WORK ORDER:
Word for word, the records below are to be set down again.

[Data extracted from a collection]
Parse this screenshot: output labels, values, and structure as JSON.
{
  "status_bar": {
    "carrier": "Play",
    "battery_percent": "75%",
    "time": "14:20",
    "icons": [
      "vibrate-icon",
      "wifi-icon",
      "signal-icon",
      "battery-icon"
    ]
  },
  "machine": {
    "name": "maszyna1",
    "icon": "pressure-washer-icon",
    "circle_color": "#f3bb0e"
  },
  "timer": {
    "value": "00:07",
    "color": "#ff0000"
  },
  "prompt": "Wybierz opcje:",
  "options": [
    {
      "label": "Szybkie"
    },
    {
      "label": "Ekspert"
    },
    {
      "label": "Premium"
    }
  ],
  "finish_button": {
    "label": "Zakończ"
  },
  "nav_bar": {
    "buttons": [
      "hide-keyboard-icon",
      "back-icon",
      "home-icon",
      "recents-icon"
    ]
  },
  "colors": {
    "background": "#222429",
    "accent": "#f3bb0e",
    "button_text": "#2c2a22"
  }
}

ANSWER TO THE PROBLEM:
Parse this screenshot: output labels, values, and structure as JSON.
{
  "status_bar": {
    "carrier": "Play",
    "battery_percent": "75%",
    "time": "14:20",
    "icons": [
      "vibrate-icon",
      "wifi-icon",
      "signal-icon",
      "battery-icon"
    ]
  },
  "machine": {
    "name": "maszyna1",
    "icon": "pressure-washer-icon",
    "circle_color": "#f3bb0e"
  },
  "timer": {
    "value": "00:07",
    "color": "#ff0000"
  },
  "prompt": "Wybierz opcje:",
  "options": [
    {
      "label": "Szybkie"
    },
    {
      "label": "Ekspert"
    },
    {
      "label": "Premium"
    }
  ],
  "finish_button": {
    "label": "Zakończ"
  },
  "nav_bar": {
    "buttons": [
      "hide-keyboard-icon",
      "back-icon",
      "home-icon",
      "recents-icon"
    ]
  },
  "colors": {
    "background": "#222429",
    "accent": "#f3bb0e",
    "button_text": "#2c2a22"
  }
}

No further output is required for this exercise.